• [DATA EXCERPTS]
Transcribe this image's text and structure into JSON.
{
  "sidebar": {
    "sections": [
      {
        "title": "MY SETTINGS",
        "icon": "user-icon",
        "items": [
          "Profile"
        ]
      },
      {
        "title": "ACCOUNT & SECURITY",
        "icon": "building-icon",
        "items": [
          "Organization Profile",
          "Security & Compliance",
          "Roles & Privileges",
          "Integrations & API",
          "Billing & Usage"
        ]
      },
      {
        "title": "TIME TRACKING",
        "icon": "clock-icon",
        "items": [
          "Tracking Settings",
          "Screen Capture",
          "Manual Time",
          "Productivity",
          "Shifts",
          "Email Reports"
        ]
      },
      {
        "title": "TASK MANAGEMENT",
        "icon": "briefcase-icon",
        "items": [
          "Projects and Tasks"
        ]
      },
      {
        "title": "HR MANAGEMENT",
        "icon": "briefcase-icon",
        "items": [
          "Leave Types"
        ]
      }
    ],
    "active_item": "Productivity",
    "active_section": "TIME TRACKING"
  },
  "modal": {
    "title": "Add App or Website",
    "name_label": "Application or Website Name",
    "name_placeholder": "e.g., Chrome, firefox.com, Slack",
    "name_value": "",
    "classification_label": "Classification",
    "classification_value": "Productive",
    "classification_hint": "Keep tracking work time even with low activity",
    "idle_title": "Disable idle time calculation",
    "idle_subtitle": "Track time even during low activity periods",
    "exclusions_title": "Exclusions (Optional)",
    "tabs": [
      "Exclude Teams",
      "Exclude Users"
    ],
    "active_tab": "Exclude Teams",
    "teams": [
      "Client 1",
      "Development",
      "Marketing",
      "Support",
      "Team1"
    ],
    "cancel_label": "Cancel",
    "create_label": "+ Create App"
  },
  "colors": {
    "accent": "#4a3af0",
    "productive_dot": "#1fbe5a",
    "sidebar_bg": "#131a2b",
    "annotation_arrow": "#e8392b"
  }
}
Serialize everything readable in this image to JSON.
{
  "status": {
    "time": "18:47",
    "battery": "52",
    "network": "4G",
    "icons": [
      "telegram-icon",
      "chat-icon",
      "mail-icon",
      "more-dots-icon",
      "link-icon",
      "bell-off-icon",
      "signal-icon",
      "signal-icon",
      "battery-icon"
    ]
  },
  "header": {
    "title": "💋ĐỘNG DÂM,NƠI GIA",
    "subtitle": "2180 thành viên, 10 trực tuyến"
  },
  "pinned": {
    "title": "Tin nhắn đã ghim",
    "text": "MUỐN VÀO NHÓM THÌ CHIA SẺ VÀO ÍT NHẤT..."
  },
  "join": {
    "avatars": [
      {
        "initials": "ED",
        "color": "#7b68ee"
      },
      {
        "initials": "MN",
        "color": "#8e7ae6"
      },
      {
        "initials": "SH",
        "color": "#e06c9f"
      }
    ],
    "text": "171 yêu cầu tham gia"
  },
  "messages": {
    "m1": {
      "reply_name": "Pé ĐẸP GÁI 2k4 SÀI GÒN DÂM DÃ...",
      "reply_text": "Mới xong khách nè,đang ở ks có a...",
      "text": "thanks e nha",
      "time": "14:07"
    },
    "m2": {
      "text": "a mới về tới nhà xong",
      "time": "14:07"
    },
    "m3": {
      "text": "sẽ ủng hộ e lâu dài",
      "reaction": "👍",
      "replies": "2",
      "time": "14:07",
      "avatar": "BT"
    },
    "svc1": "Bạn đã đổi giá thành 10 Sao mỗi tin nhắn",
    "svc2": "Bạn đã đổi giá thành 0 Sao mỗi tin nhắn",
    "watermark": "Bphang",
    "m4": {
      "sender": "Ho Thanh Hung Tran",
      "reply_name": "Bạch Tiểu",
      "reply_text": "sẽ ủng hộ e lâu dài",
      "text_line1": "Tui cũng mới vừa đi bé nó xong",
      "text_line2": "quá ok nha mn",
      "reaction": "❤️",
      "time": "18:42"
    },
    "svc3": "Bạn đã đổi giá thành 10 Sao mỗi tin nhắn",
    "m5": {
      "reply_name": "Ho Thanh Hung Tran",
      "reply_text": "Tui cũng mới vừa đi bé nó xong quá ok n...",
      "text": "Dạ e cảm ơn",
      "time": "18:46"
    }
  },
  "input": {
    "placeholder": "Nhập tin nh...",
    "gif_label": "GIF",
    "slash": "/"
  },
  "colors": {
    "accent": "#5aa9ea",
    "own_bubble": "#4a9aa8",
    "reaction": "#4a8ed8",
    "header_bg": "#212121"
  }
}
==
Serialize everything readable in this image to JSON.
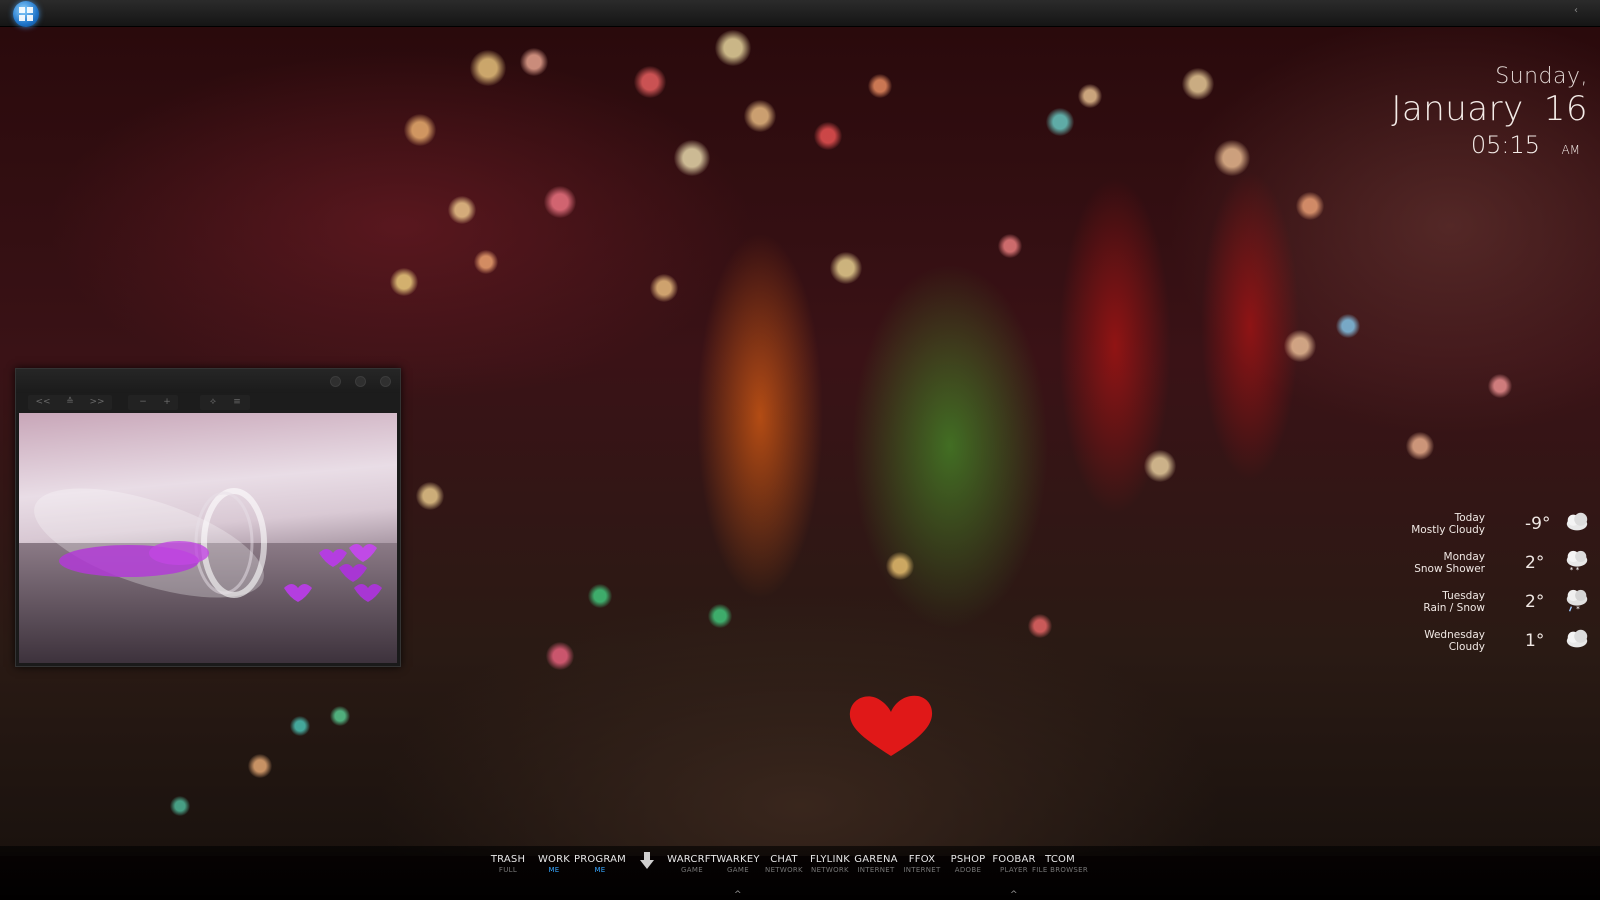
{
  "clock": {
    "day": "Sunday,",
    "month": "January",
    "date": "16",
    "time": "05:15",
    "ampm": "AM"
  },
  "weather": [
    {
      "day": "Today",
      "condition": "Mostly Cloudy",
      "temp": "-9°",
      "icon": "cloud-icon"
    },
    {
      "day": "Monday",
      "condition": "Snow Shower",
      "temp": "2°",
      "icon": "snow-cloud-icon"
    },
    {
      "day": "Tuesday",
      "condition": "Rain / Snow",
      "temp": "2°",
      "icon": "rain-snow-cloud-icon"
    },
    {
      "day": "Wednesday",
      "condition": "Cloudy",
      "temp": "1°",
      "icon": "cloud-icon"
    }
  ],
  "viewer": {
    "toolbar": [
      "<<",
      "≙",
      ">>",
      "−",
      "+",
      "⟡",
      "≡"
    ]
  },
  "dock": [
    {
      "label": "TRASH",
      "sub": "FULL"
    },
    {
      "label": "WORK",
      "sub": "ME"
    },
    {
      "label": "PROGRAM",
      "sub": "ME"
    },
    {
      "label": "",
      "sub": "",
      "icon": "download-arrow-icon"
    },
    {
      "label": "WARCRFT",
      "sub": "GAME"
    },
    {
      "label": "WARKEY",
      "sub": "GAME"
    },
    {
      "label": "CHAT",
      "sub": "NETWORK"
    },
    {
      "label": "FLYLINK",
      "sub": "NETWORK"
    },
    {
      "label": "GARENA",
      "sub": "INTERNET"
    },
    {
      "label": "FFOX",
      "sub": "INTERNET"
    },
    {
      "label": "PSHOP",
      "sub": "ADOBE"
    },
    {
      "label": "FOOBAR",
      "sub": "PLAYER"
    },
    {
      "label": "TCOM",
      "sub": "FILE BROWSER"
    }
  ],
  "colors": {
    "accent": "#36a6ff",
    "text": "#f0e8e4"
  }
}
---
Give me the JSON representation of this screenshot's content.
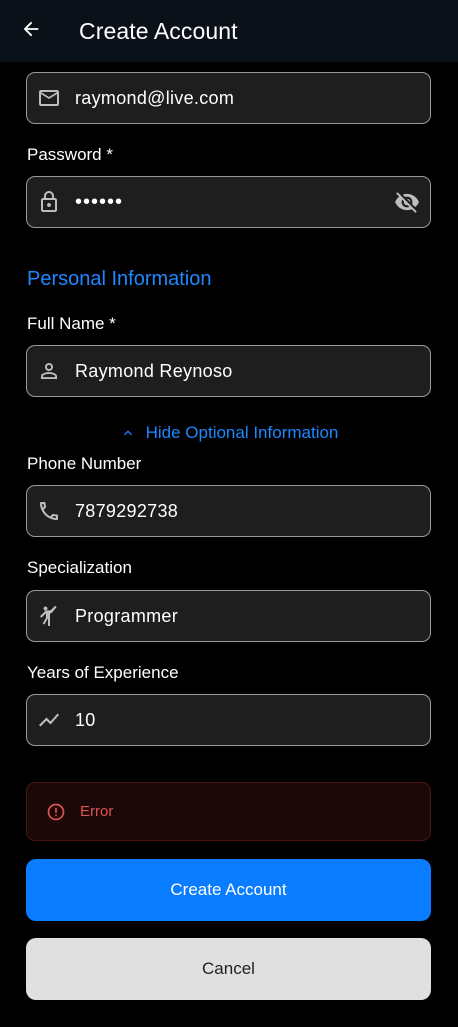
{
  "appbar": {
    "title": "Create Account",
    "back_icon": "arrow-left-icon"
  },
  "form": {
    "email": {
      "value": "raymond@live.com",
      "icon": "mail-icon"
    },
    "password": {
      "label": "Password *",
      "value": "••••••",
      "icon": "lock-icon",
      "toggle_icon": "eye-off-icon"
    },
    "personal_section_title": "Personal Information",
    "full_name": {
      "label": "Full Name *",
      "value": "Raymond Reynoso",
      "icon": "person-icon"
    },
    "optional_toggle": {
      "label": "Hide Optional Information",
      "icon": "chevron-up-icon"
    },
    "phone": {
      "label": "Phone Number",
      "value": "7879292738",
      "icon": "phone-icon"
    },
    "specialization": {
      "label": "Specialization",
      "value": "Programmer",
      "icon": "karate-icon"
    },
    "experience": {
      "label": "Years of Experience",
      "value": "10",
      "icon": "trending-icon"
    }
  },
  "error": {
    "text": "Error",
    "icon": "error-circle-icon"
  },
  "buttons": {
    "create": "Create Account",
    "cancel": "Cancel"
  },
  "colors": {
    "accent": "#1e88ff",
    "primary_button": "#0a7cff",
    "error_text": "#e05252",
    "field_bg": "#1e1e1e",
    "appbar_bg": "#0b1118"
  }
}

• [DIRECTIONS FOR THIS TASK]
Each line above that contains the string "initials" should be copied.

• [RESPONSE TO THE EXERCISE]
        "initials": "ED",
        "initials": "MN",
        "initials": "SH",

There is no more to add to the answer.